Covid-19 has seen a shift to flexible and home working so your current premises may now exceed what you need, or perhaps business is booming and you need to expand.
In this article, Sally McFadden, Associate Director in the Commercial Property team of law firm Greenaway Scott (part of the GS Verde Group), explores considerations for business owners around lease renewals.
Need for Premises: your premises provide a business hub, aiding collaboration and providing an important social component, you can't have a water cooler moment if there is no-one around the water cooler. You must consider what activities you will continue to run from your premises; and how many people occupy the building and at what times, to help determine if you need to move.
Your lease: this is a contract with your landlord under which you are obliged to pay rent for the full term, and ending, changing or transferring it is not always easy. It will specify if you can transfer (assign) or share occupation, and even if you have these rights you will still need to comply with conditions and pay the landlord's costs.
AGAs: it's likely your lease was granted after 1995 and contains an AGA, nothing to do with posh cookers, an AGA (Authorised Guarantee Agreement) requires you to act as guarantor of the new tenant until the lease ends, or they transfer to another party.
Ending your lease: if you're lucky you'll have a break clause but you must give the specified number of months' notice to your landlord, often to land on a particular date and in a very specific format. If you don't have a break clause you may want to ask your landlord if you can end or 'surrender' your lease. You may have to pay a surrender premium as compensation for the lost rent which can be quite considerable.
Schedule of Dilapidations: you are usually required to keep the premises in good repair. If ending early, the landlord may serve a Schedule of Dilapidations which is a claim based on the cost of works you should have completed, plus loss of rent for time spent completing the works. It's a double whammy as you may also have to pay the landlords costs in preparing the schedule.

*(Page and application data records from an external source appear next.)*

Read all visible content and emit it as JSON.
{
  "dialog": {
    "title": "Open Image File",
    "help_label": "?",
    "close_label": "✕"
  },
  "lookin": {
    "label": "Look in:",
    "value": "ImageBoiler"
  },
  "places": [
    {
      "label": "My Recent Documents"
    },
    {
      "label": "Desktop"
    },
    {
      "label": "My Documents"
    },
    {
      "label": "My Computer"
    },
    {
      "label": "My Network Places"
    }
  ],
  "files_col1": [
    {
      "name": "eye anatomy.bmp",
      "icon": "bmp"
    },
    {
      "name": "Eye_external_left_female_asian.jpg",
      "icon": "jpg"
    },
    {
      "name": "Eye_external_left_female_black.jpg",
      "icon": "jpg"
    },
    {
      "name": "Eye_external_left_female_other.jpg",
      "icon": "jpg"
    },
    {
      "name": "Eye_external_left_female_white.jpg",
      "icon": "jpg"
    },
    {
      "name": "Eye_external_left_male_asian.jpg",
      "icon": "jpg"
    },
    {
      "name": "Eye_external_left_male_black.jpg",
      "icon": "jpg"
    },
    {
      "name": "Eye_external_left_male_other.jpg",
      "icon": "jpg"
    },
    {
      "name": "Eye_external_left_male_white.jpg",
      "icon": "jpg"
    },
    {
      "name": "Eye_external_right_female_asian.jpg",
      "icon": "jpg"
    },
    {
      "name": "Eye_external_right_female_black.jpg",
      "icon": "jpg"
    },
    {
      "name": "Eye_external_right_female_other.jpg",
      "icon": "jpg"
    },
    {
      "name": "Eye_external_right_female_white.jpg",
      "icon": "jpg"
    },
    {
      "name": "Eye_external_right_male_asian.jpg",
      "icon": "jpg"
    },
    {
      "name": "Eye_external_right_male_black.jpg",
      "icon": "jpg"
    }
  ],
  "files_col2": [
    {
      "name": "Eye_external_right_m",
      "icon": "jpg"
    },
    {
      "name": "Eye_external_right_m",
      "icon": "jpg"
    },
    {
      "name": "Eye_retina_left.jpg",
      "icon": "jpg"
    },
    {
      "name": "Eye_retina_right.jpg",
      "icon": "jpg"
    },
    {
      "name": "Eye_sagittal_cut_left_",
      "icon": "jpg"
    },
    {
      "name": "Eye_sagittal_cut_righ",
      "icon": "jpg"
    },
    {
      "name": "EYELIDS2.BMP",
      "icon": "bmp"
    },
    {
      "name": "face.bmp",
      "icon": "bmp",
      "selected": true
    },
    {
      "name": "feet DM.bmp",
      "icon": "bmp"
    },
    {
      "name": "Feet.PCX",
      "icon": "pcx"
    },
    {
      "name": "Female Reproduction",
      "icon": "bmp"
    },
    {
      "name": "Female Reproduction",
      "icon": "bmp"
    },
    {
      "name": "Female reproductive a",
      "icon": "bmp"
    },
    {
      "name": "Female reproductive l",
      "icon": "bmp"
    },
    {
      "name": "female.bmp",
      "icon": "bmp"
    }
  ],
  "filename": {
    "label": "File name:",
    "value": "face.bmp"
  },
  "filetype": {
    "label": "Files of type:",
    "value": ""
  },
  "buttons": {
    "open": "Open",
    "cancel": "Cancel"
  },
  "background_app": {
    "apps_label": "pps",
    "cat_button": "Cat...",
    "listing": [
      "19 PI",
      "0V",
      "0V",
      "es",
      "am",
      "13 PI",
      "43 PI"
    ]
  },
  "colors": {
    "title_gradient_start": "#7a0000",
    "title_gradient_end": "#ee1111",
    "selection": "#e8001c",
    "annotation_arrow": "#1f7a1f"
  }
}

Vacant Possession: you are required to fully vacate, so don't accidentally leave goods, furniture or other items on site. You may also have to reinstate where you have made alterations.
Finding new premises: this is not always easy - attractive premises in good locations fetch higher rents, parking spaces are often geared to floor space etc. You may need to upgrade plant, machinery and IT infrastructure, all of which comes at a cost coupled with moving costs if you are relocating.
Professional fees: If you are taking a new lease you may need to pay land transaction tax or stamp duty land tax as well as any legal and surveyors costs in negotiating a new lease.
Fit-out: these works take time and you should ask for a rent-free period to help reduce your overheads whilst you are not trading.
Speak to your landlord: If you've been a good tenant, your landlord could be keen to keep you and may agree to a long-term rent reduction, more flexible shared occupancy, or may have additional space for you if that's what's needed. "A little more conversation!"
If you need any assistance with anything raised in this article, please contact Sally McFadden at Greenaway Scott: firstname.lastname@example.org or call 029 2009 5500